As she takes her seat on a television-show set that’s right at the center of any given day’s most contentious political and cultural debates, the vitriolic attacks against Joy Reid from faceless Twitter followers are guaranteed to increase.
And it’s safe to say that critics on the right would cheer if her commentary were to “lean forward” just a little too far, making her the latest MSNBC personality forced to apologize or step down. But Reid, the cable news network’s newly appointed host (and the fourth who identifies as black, if you’re counting), doesn’t plan to let the pressures of the new platform temper her expression of the kinds of opinions that have fueled her nearly 15-year career in media.
“You can’t do this job with a fear of what might happen,” she says. “I don’t think I could go in from a point of view of fear.”
Her new show, The Reid Report—its name is borrowed from her blog and personal Twitter handle—will launch on Feb. 24 at 2 p.m. The program is slated to be what Reid—who’s already a regular MSNBC contributor and frequent guest host, in addition to her roles as managing editor of The Grio and Miami Herald columnist—calls a “table-setter for prime time” that includes “a lot of policy and politics, as well as things happening in the culture right then and there.

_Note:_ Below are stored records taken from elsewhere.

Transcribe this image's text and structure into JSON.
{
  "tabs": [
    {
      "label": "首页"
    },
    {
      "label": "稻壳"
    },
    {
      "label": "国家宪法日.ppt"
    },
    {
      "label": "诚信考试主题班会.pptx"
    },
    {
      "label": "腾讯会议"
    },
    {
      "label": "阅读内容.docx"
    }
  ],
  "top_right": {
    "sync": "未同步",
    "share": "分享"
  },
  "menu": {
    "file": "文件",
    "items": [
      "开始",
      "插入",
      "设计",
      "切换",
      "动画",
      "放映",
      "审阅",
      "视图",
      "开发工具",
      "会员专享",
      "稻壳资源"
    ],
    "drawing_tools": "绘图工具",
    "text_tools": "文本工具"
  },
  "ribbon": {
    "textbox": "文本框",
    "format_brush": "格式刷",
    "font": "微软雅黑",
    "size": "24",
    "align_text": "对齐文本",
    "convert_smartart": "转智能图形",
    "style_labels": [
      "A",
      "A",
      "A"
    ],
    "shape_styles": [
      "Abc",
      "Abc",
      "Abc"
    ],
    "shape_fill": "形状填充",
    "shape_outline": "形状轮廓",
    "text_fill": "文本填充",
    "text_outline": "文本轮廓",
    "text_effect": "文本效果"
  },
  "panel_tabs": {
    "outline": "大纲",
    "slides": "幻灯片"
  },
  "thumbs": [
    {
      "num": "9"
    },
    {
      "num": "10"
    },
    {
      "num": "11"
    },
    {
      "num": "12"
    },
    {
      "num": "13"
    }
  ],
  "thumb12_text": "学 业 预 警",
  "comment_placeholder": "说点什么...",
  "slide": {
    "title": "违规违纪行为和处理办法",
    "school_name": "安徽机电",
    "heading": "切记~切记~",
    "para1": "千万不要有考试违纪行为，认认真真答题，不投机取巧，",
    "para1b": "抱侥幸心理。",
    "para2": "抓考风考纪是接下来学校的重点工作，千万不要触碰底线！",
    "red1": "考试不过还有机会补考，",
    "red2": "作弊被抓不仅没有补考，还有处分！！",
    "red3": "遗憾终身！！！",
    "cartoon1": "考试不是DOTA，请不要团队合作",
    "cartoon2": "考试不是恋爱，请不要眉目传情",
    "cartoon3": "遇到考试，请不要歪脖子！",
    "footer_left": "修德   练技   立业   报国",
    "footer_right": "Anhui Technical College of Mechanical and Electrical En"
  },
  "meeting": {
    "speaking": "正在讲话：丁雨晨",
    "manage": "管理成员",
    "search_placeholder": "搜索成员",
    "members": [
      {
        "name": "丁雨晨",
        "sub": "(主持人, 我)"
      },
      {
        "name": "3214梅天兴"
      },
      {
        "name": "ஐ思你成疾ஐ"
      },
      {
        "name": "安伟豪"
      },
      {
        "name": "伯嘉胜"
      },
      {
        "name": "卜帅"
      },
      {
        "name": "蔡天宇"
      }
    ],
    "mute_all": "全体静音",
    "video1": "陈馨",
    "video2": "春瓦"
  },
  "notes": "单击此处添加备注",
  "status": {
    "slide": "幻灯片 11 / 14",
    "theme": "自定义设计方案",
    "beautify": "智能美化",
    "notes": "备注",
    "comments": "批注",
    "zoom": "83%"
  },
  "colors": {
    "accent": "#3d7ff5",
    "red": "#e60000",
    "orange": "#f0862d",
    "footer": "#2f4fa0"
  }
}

“Everyone at MSNBC has a different, unique perspective,” she says. So, how will her personality and priority color her daily hour? One thing’s clear: The veteran journalist delights in the opportunity to weigh in on the messy places where race rears it head amid political and cultural headlines.
Her background suggests that when this happens, she’s going to do just what seems to have always come naturally to her: Give it to America straight.
Reid is no stranger to looking at current events through the lens of the African-American experience. On any given day at The Grio, she says, “our goal is to find what the broadest spectrum of black readers care about.” She doesn’t drop that perspective entirely at the door of the MSNBC set, either. While the demographics are different, she insists, “It’s crucial that the African-American voice and perspective isn’t drowned out.”
Not far from her mind as she curates news and interviews guests on The Reid Report will be the book she’s working on, which unpacks the racial and cultural history of the Democratic Party. And it’s worth noting that when it comes to her ethnicity and political party, she sees the former as a more reliable lens through which to filter current events.
“It’s hard not to view things as a black person. For African Americans, your racial identity is something that affects the way your life is lived out,” she explains. “The Democrats used to be the Republicans, and if they were to go back, I wouldn’t be there with them. The Democratic Party in this iteration is more welcoming ideologically to me, but these parties change.”
A first-generation American with a father from the Congo and mother from Guyana, Reid says she was raised in a family that was not only hyper-engaged politically (“My mom taught us the importance of voting every time, from city council to the dog catcher,” she recalls), but also tended to see America from an outsider’s perspective. “My mother’s critique was very much an immigrant critique of the country—she viewed America in sort of an idyllic way, and then didn’t find it to be that way,” she says. Along with that critical take on politics and culture, she says her mom bestowed upon her something even more valuable for a pundit-in-the-making: plenty of encouragement to express herself. And that, she did.